# TASK INSTRUCTIONS
The answer must be every line below that holds the word "screenshot".

[Items from an interface collection]
________________________________________
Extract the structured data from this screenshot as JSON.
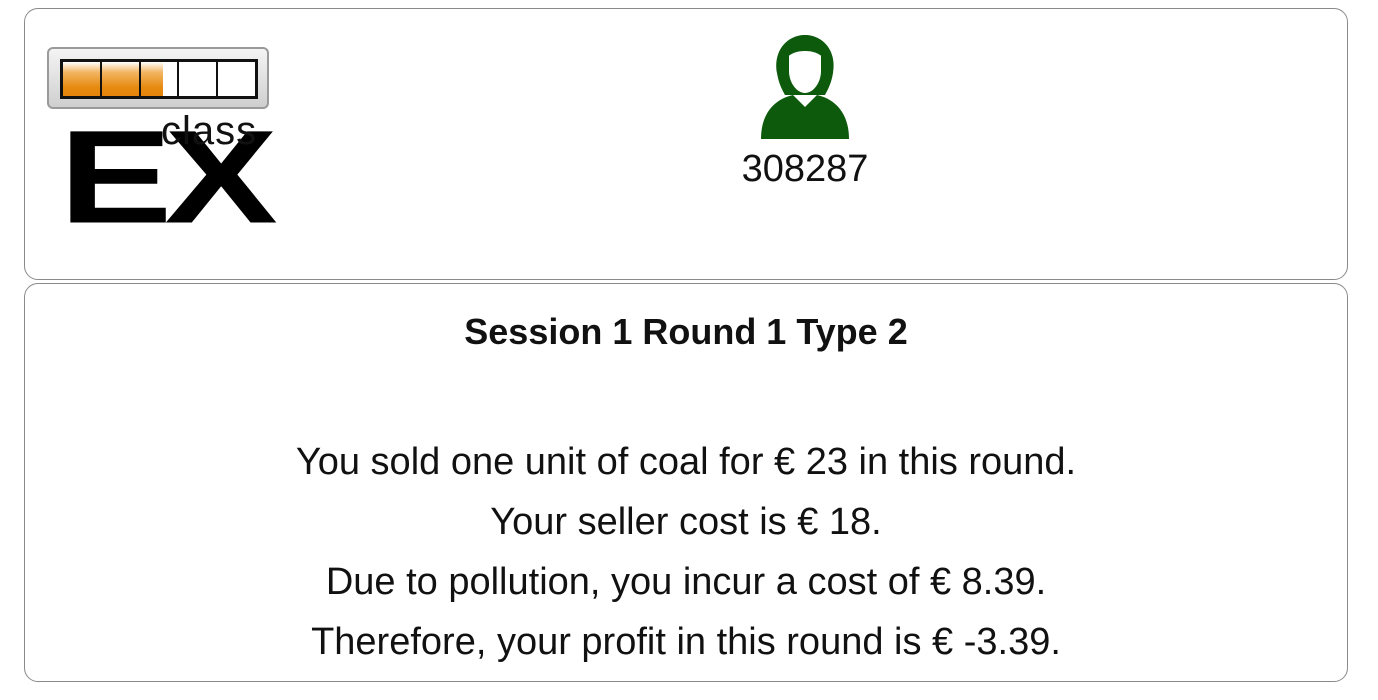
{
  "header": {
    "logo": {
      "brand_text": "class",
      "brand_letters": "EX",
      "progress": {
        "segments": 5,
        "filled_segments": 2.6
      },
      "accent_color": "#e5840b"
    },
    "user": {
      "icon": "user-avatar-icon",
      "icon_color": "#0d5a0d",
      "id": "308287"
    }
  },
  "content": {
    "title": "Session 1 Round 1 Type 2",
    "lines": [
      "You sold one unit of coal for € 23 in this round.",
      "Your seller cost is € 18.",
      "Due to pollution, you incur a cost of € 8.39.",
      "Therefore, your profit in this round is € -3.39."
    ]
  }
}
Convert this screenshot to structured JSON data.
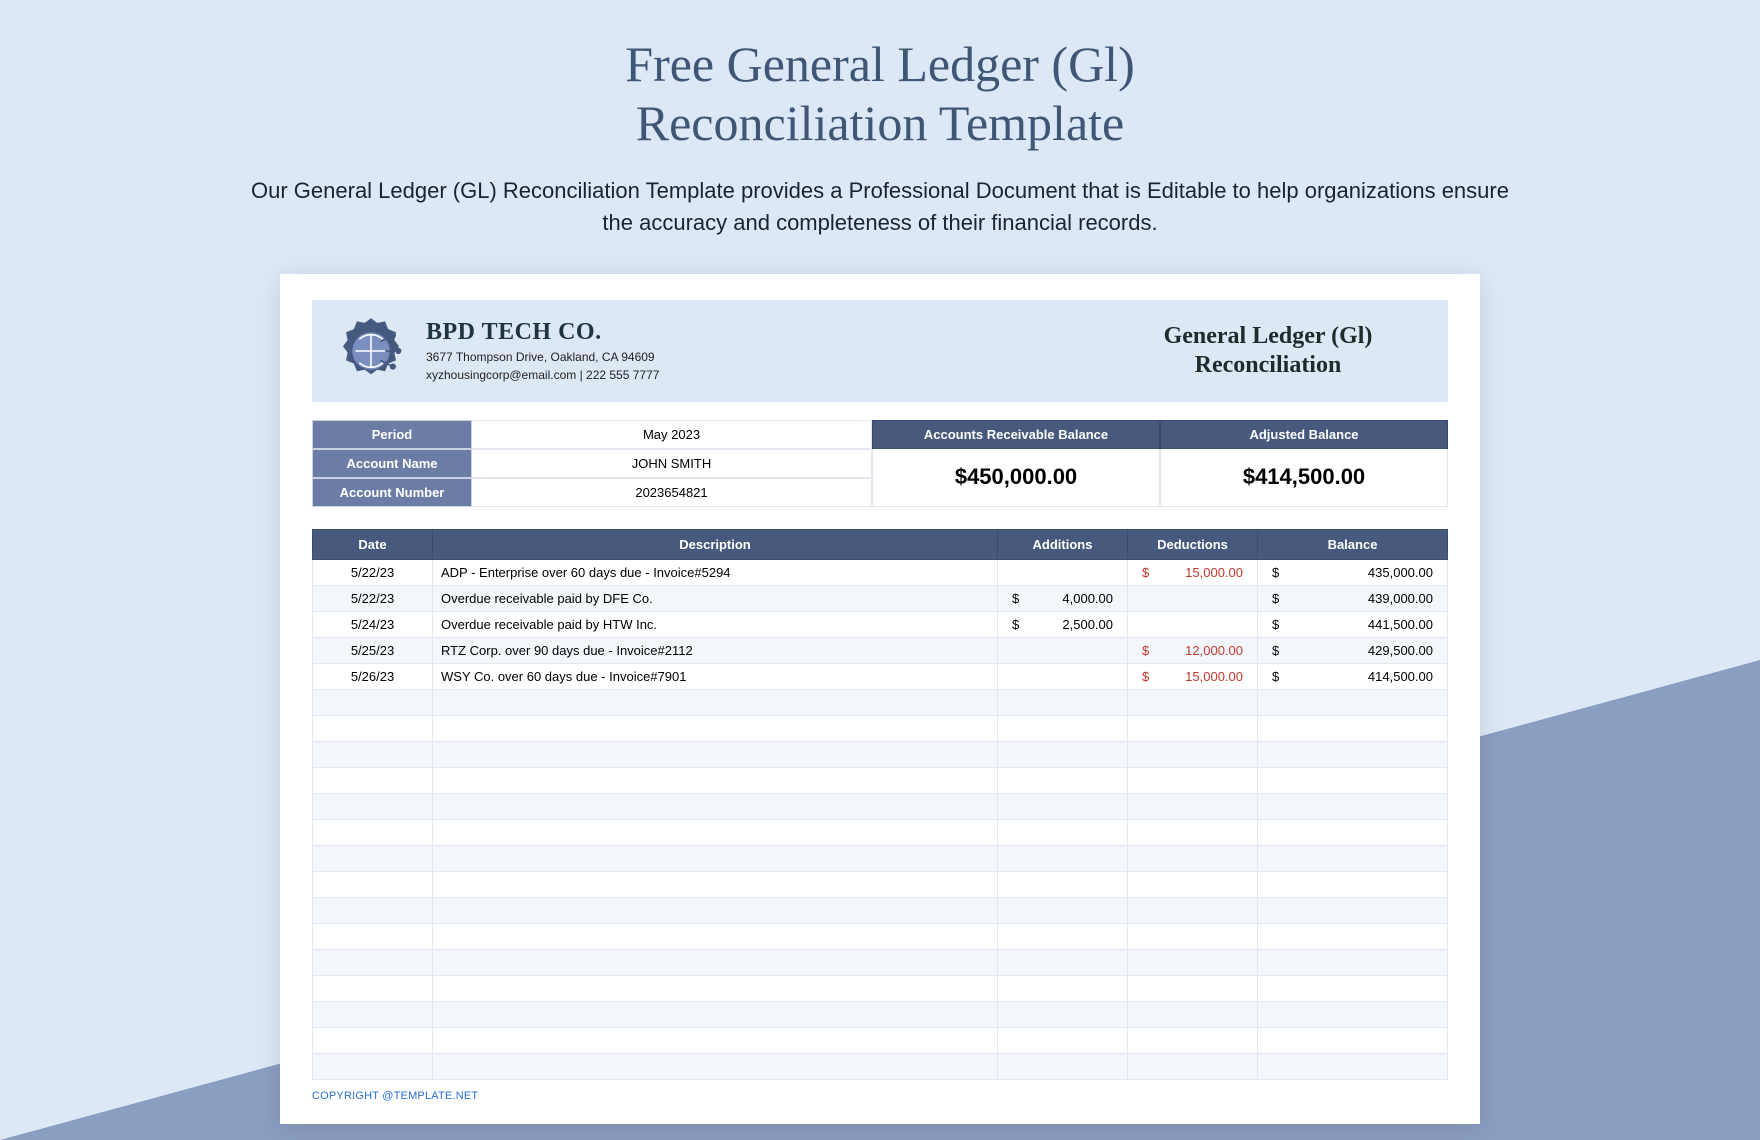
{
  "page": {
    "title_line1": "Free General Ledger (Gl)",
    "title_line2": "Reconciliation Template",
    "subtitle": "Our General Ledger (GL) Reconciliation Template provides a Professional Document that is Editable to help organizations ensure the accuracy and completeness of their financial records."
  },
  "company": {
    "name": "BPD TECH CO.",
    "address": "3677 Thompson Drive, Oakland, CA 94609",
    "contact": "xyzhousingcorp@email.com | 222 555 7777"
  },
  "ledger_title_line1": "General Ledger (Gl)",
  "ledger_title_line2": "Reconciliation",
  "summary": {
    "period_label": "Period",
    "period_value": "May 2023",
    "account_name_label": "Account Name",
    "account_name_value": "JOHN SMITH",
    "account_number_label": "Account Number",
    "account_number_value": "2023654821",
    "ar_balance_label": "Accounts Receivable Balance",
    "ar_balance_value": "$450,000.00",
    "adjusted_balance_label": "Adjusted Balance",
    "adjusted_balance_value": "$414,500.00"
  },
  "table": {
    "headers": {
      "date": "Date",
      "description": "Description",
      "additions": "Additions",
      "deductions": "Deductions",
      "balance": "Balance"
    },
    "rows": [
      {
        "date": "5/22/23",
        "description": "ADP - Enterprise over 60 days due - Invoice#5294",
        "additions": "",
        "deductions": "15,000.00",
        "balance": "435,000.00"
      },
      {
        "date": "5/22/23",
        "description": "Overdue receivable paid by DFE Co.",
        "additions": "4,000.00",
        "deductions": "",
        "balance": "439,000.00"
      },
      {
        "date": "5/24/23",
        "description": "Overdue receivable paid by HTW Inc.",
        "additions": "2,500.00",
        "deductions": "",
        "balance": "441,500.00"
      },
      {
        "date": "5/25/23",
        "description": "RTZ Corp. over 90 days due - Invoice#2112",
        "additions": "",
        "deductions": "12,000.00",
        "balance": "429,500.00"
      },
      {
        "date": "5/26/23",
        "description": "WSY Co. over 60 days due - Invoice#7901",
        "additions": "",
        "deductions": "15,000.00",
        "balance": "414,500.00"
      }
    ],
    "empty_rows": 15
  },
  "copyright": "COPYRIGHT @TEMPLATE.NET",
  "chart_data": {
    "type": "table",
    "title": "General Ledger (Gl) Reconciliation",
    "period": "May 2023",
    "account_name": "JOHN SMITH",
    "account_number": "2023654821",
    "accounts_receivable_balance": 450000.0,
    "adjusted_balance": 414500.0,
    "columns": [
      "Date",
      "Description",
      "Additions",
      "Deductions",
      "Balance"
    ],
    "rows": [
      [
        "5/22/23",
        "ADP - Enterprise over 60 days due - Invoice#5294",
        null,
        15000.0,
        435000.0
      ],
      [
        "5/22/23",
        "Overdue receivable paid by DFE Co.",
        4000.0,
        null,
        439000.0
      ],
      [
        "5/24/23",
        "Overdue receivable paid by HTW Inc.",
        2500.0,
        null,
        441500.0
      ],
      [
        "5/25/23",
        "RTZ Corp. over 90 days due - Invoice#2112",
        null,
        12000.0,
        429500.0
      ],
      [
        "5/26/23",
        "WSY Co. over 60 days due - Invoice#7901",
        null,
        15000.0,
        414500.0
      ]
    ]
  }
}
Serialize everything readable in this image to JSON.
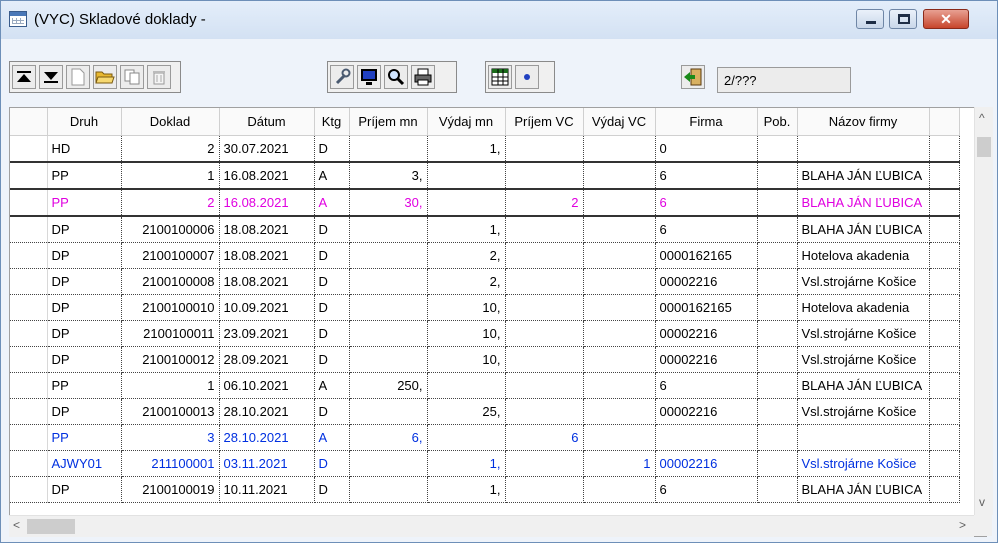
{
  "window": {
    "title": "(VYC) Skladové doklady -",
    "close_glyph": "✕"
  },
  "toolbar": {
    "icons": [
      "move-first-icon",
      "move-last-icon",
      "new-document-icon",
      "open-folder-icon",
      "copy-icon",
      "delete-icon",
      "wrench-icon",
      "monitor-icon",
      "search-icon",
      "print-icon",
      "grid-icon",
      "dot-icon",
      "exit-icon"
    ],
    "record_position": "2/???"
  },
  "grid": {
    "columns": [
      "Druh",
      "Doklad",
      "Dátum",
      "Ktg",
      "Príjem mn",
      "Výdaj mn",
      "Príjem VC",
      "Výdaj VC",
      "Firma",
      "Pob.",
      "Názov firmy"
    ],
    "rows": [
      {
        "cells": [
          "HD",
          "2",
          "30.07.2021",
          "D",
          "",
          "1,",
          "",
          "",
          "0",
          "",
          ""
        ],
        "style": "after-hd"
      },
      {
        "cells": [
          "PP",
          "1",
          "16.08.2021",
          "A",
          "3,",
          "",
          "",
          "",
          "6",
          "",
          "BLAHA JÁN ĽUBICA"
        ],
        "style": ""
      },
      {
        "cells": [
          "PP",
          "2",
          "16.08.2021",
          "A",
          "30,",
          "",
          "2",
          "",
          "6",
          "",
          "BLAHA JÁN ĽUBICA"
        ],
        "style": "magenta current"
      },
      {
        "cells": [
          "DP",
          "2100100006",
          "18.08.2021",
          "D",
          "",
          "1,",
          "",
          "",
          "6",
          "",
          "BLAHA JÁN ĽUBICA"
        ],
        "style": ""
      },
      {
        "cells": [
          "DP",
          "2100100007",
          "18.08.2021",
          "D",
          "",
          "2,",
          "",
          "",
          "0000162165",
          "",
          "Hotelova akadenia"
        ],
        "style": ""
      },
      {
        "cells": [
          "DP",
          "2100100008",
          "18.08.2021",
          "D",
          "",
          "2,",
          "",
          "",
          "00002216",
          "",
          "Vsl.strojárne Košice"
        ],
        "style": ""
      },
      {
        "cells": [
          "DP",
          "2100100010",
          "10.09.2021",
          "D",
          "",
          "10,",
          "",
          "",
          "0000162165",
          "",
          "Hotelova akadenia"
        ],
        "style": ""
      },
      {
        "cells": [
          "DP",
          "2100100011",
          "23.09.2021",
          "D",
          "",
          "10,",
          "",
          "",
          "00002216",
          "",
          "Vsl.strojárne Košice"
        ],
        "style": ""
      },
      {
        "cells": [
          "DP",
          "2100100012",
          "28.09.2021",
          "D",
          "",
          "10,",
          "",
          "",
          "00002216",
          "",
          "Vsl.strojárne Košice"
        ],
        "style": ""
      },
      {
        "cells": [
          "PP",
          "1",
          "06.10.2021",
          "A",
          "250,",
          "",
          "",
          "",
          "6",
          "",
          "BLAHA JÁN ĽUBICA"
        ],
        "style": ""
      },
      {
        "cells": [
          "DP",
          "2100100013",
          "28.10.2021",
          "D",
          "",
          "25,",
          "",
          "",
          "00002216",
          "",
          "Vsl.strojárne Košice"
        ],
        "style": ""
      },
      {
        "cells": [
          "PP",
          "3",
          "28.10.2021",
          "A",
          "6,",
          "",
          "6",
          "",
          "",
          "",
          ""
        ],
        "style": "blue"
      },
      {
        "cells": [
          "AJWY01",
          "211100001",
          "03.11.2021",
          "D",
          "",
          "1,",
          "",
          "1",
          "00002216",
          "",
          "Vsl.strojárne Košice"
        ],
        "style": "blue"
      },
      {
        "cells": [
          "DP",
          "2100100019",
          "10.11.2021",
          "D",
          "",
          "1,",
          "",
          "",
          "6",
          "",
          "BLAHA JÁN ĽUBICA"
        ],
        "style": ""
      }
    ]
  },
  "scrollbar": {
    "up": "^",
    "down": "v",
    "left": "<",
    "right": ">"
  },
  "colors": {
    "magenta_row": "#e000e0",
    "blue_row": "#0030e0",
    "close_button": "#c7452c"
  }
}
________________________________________
# RESPONSE BOX
Extract the structured data from this screenshot as JSON.
Convert this screenshot to structured JSON data.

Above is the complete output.